● Work to be completed
Report how many lines in the data below hold "akzeptiere", with no other words.
··········
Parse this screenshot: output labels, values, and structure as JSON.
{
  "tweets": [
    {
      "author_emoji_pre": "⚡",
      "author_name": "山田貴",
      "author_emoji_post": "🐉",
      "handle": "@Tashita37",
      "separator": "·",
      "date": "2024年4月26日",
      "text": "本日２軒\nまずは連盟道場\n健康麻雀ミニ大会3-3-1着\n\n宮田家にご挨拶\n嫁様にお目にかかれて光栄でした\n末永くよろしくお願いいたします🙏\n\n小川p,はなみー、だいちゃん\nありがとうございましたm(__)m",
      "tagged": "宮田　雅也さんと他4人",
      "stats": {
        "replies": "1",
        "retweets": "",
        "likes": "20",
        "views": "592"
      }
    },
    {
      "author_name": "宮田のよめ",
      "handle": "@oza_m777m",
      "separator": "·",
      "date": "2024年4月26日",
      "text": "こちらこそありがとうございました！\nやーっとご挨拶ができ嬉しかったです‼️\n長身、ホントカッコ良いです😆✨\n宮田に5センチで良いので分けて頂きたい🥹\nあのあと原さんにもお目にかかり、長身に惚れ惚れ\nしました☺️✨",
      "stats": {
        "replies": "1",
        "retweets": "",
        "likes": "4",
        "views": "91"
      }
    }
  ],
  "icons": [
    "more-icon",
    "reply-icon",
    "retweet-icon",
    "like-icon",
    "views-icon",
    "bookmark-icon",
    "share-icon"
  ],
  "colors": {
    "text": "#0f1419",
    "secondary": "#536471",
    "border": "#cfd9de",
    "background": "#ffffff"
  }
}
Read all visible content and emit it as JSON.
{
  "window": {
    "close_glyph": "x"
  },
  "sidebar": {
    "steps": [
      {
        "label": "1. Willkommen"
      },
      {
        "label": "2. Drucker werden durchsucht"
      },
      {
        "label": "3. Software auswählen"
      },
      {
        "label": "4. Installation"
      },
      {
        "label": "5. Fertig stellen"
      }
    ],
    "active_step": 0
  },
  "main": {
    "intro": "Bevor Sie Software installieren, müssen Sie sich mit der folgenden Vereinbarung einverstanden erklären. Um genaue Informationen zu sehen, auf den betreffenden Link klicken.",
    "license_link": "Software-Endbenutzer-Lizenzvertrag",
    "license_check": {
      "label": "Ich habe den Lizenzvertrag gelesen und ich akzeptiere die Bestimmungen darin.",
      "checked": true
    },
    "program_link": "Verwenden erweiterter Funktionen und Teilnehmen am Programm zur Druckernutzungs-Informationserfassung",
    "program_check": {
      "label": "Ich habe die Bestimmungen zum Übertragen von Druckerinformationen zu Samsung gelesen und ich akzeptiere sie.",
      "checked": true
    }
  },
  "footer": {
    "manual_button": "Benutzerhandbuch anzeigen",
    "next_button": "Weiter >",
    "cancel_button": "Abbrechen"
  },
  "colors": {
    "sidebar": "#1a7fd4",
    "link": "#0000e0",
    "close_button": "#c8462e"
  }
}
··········
● Exercise answer
2